▶ _DIRECTIONS_: Figure out the number of lines in the entries that hold the string "text", then give that number and nothing else.

▶ _DATA SECTION_:
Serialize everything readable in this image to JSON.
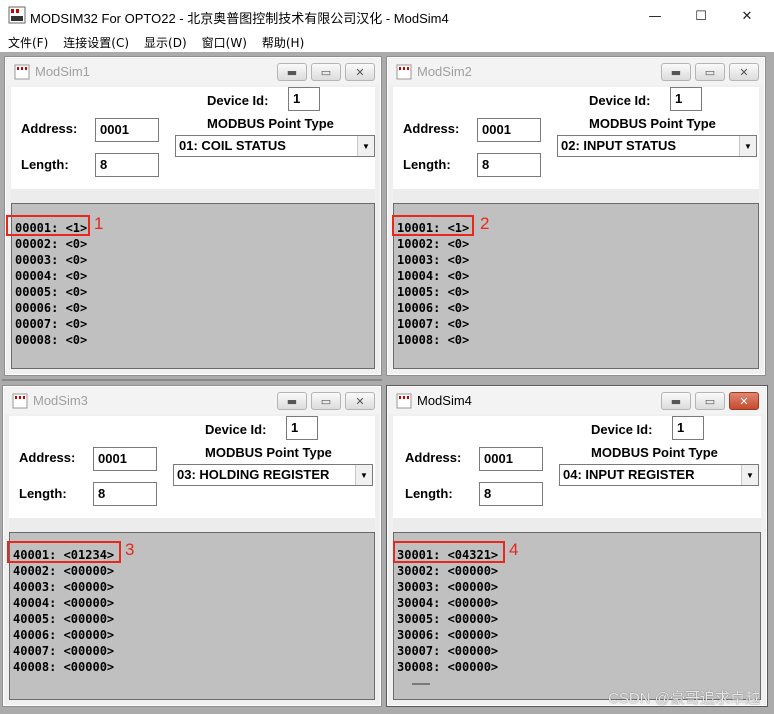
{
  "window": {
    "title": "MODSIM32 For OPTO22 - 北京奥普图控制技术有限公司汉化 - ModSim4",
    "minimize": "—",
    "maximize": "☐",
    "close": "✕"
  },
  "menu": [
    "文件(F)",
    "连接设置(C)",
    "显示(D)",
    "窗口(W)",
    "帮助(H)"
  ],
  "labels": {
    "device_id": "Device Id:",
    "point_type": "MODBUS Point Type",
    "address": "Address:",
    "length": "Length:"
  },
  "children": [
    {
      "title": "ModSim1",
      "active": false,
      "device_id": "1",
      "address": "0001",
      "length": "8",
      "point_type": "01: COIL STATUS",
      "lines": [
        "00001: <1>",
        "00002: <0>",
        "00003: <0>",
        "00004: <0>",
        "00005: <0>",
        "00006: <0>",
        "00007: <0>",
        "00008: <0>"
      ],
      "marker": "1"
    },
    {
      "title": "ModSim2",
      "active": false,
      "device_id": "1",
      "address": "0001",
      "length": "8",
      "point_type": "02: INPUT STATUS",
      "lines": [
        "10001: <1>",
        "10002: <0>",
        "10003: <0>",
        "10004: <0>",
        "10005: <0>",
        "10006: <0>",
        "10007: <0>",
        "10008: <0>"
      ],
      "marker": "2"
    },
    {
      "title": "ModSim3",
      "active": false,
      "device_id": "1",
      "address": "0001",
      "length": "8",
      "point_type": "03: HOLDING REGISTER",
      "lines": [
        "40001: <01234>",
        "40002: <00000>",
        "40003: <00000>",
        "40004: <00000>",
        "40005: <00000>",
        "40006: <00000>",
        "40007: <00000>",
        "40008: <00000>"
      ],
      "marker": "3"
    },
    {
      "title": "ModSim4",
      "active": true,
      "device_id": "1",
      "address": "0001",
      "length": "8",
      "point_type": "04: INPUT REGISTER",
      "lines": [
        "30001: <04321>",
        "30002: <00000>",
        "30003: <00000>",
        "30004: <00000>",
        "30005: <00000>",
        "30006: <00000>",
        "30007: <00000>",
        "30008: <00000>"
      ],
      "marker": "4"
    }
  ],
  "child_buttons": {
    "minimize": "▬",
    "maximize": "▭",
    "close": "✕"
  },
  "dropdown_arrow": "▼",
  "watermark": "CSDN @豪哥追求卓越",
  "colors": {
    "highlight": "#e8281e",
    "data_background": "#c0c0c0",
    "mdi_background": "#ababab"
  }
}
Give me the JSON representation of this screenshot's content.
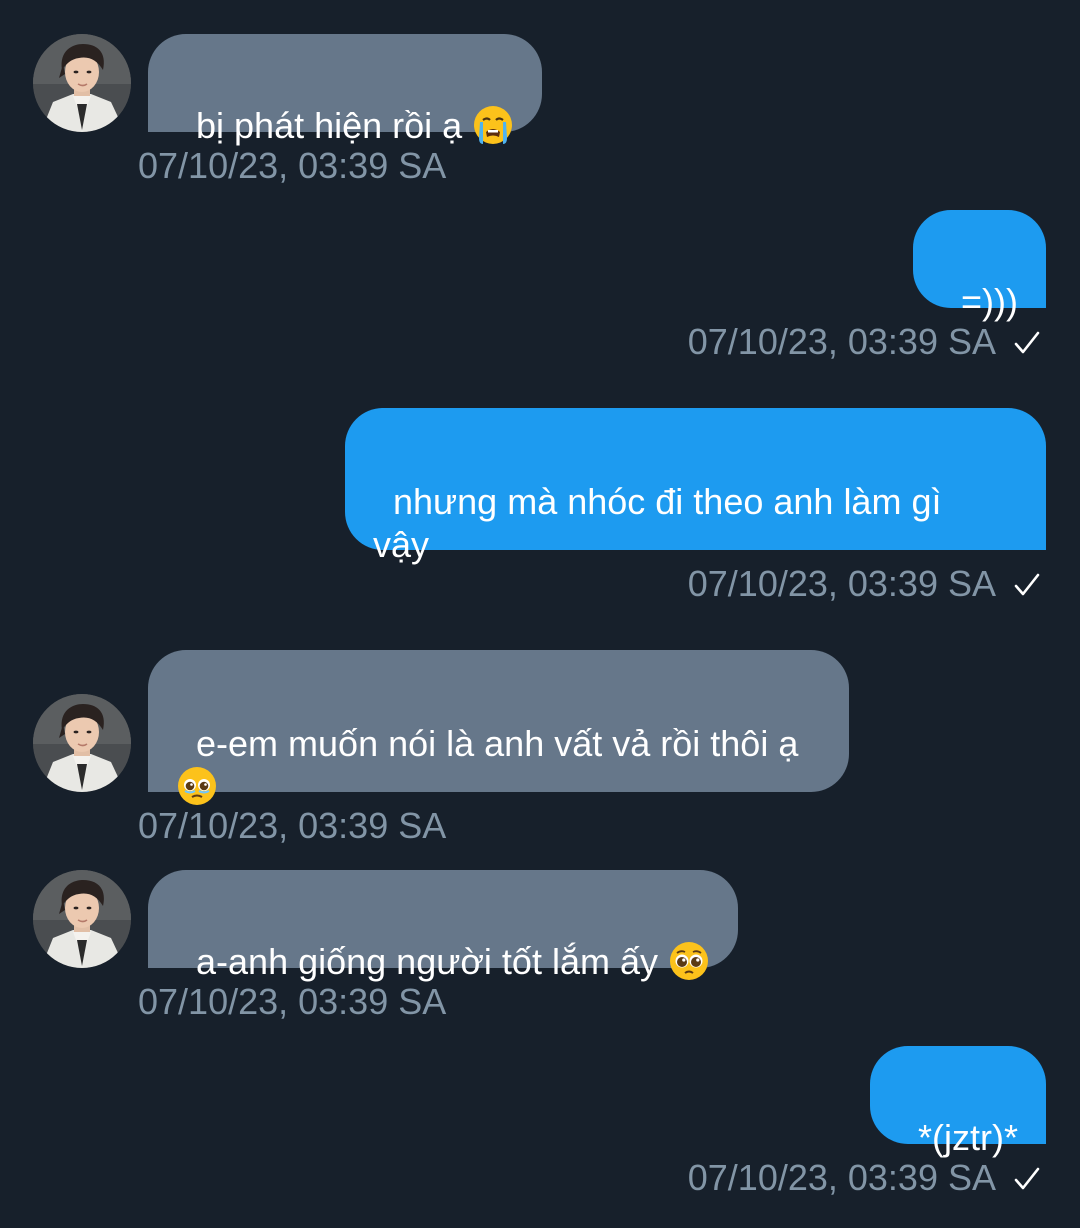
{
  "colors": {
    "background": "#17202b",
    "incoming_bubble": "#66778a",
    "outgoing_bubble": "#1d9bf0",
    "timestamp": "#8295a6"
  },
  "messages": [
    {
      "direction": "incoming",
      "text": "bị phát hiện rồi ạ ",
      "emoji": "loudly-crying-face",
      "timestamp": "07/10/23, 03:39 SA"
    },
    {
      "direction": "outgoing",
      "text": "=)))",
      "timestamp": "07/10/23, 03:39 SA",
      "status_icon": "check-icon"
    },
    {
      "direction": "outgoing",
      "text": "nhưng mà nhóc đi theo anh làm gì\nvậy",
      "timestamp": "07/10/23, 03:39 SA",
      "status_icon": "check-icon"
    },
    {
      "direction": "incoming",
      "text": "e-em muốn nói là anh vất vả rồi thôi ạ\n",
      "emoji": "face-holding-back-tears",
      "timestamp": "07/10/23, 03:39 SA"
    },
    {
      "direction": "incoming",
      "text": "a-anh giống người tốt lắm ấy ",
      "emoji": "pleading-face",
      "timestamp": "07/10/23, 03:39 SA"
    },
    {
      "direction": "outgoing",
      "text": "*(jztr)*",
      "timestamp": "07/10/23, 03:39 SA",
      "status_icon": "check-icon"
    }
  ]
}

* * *

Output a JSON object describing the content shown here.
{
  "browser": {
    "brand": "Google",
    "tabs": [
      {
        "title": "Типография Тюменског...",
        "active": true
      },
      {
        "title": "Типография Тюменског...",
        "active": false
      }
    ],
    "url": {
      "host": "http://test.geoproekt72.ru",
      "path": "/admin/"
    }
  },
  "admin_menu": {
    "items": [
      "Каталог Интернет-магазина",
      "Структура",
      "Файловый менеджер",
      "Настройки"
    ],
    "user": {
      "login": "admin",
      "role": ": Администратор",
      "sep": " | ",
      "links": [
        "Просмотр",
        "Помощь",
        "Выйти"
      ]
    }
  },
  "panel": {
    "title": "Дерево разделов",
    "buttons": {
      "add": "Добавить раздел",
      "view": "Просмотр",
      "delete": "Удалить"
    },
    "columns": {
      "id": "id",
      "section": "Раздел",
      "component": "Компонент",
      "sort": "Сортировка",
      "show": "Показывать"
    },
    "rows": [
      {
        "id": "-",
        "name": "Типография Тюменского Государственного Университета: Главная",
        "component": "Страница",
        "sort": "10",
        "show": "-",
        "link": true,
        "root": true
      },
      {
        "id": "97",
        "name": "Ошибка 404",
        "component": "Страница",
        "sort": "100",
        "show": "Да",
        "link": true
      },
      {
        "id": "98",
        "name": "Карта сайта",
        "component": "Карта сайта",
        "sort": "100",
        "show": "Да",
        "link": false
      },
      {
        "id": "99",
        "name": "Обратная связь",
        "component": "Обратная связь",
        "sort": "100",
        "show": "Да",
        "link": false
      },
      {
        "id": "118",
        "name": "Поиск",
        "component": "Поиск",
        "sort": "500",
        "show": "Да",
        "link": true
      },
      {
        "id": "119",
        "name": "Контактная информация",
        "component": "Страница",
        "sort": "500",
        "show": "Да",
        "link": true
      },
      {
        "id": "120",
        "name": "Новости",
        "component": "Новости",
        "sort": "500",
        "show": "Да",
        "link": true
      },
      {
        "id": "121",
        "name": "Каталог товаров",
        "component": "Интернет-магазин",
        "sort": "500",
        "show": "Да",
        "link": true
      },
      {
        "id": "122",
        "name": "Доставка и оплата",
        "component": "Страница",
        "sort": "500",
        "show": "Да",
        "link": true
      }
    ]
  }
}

▶ _EXPECTED ANSWER_: 6